Trubisky's recent success is a far cry from the mentally broken player he was after the first month of the season. He has his confidence back. In fact, he's playing with more confidence than he's ever shown as a pro. His recent success is a direct and obvious result of his evolution between the ears.
The Bears were circled as a team that was likely to be in the quarterback market this offseason because of how terrible Trubisky looked early in 2019. And there's still a chance that GM Ryan Pace will look to add some healthy competition to the roster, but if Trubisky continues to play well, that competition will be for the backup job.
It's also worth noting that one of the more appealing quarterback targets this offseason probably won't make it to the open market. Titans starter Ryan Tannehill continues to enjoy a remarkable comeback season and appears destined to sign a long-term extension with Tennessee sooner than later. After Tannehill, the discount quarterback rack includes names like Andy Dalton and Marcus Mariota, players who a month ago would've been viewed as marked upgrades over Trubisky.

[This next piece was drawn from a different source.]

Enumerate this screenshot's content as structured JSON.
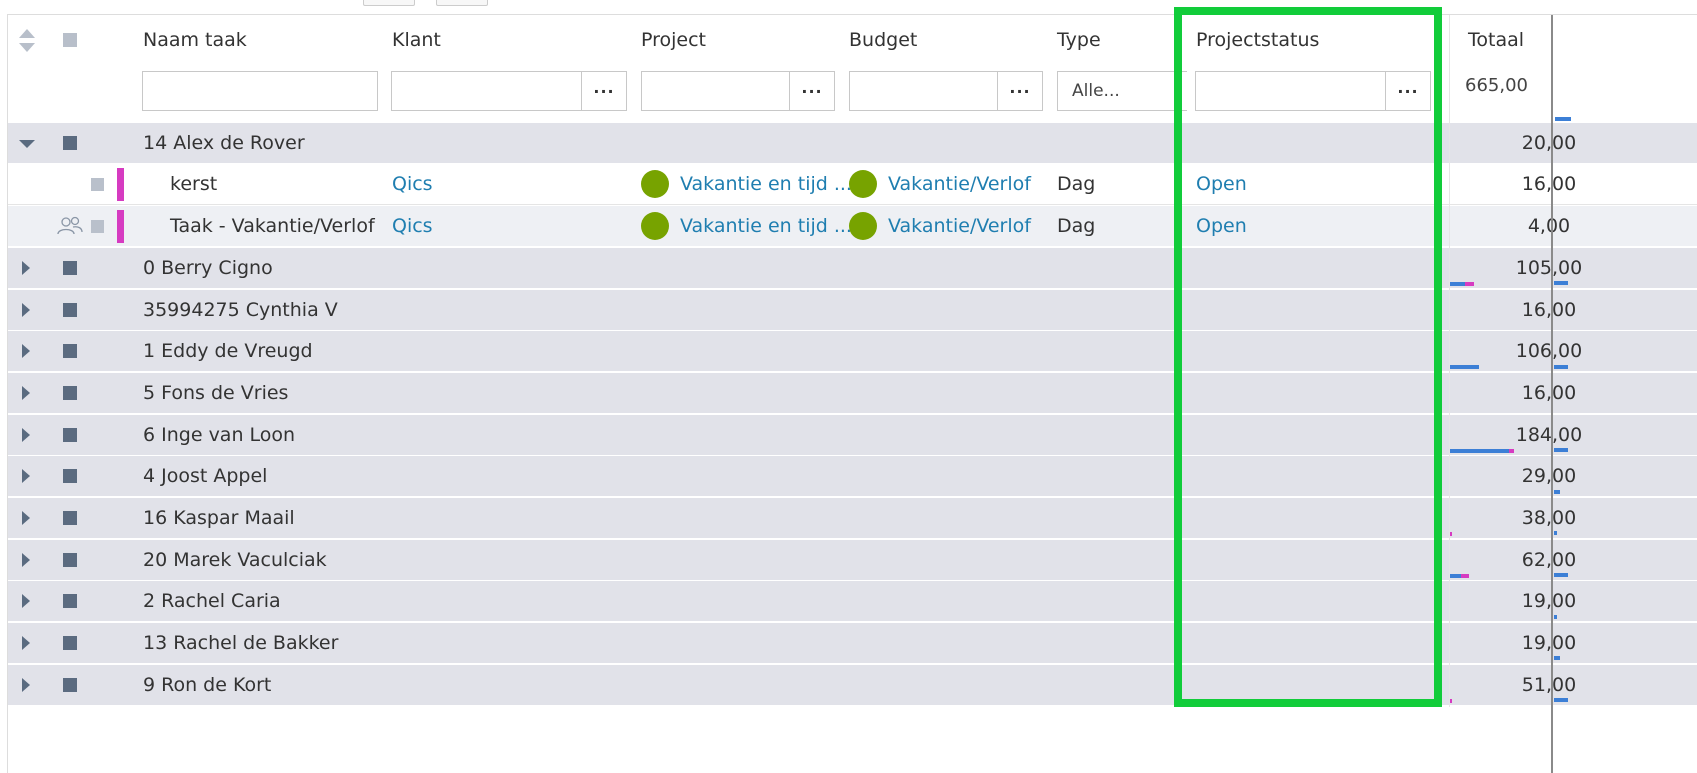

It doesn't feel like that's the case anymore.
Barring a massive regression from Trubisky over the next three games, it's starting to feel like he's winning back Chicago's confidence one game at a time.
With all that in mind, here's the updated Bears QB Big Board entering Week 15:
Bears QB Big Board (Dec. 12, 2019)
1. Mitch Trubisky (Bears)
previous: 2 (Dec. 3)
2. Andy Dalton (Bengals)
previous: 1 (Dec. 3)
3. Ryan Tannehill (Titans)
previous: 3 (Dec. 3)
4. Jalen Hurts (Oklahoma)
previous: 4 (Dec. 3)
5. Marcus Mariota (Titans)
previous: 5 (Dec. 3)
6. Teddy Bridgewater (Saints)
previous: 6 (Dec. 3)
Outside looking in (list cut down to three)...
-Jake Fromm (Georgia)
previous: outside looking in (Dec. 3)
-Jameis Winston (Buccaneers)
previous: outside looking in (Dec. 3)
- Cam Newton (Panthers)
previous: outside looking in (Dec. 3)